COVID-19 is the perfect example of an unexpected event which has encouraged more organisations to take the jump to the cloud, encouraged by the unparalleled availability and flexibility it offers. An organisation’s data can be accessed securely, easily and at any time through their cloud provider, meaning they are no longer entirely reliant on the physical site or office to be able to access your data – plus they benefit from the cost savings of outsourcing hardware costs to a cloud provider or MSP.
Cloud providers provide organisations with the ability to increase or shrink their computing resources based on business need. Cloud providers can deliver this scalability because they can leverage multiple redundant servers and other technologies to increase organisations’ uptime. And the longer a business is with an MSP, the more they will be able to understand your needs and work to support them, providing proactive cloud care.
In addition to scalability, there’s also another cost-saving benefit of public cloud; organisations’ only pay for the hours of IT time used – resulting in billing which is lower and more consistent. Which is especially useful for businesses which go through predictable levels of demand. This can result in your business being able to dedicate resources and release budget so it can be better used elsewhere.
Finally, it is important to remember the advantages of the specific tools offered by each cloud provider. AWS users can benefit from AWS CodeCommit, which is a cloud-based source control service – essentially a replacement of your version control system, Microsoft Azure users can take advantage of Azure DevOps and GitHub which allows for Faster and more reliable releases application through Continuous Integration (CI)* and Continuous Deployment (CD). These Cloud Native functions significantly reduced the time it takes to deploy, manage and update software and ensure its quality. It is imperative that an organisation thoroughly audits the different tools and assets offered by each cloud provider, identifying which provider offers the best package for the needs of the business – cloud for cloud’s sake will not find a sustainable place for the technology within the enterprise.
Cloud can change the way a business operates. From increased agility and business flexibility to greater security and support.
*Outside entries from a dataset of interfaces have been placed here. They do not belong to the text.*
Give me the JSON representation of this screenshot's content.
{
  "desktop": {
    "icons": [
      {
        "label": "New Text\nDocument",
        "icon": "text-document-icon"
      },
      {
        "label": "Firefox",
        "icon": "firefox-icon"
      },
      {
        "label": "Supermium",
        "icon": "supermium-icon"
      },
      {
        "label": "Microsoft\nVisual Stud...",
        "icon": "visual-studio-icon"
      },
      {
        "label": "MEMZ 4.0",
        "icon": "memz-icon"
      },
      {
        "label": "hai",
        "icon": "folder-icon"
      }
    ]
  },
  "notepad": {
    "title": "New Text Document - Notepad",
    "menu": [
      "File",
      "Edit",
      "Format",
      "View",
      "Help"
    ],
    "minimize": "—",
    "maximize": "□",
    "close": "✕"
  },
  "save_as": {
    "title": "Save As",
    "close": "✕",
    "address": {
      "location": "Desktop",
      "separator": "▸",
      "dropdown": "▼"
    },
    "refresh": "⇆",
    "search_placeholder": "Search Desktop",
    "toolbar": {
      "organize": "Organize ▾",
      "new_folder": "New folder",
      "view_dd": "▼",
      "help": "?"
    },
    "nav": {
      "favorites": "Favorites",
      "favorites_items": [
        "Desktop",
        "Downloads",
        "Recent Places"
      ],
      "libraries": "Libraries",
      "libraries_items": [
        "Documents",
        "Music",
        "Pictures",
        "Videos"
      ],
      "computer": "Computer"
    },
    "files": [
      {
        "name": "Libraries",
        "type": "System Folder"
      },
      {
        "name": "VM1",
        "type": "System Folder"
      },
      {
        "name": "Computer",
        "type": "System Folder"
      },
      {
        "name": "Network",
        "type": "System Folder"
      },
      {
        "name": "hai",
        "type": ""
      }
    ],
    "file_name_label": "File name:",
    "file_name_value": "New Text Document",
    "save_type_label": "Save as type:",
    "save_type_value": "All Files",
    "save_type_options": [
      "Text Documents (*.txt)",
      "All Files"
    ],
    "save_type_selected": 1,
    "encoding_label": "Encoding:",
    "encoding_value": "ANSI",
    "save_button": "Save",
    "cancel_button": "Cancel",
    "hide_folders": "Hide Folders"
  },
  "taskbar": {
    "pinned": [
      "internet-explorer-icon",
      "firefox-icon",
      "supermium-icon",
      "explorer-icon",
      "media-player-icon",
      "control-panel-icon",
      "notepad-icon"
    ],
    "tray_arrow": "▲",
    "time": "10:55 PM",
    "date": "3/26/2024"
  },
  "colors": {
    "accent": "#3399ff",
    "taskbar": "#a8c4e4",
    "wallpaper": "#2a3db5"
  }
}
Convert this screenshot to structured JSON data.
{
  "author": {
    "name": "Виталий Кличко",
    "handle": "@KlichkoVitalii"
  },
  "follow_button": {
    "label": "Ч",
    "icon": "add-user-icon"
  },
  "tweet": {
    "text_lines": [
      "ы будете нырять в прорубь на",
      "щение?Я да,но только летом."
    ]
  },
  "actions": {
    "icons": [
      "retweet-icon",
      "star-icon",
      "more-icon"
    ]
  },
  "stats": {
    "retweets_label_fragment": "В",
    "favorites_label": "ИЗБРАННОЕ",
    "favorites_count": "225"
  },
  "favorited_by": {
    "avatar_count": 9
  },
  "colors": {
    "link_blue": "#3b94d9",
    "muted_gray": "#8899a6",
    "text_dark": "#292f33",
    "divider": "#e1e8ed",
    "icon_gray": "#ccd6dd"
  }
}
And with the future looking uncertain, and COVID-19 not going anywhere soon, an effective cloud migration strategy can help businesses
Gordon McKenna, CTO of Public Cloud, Ensono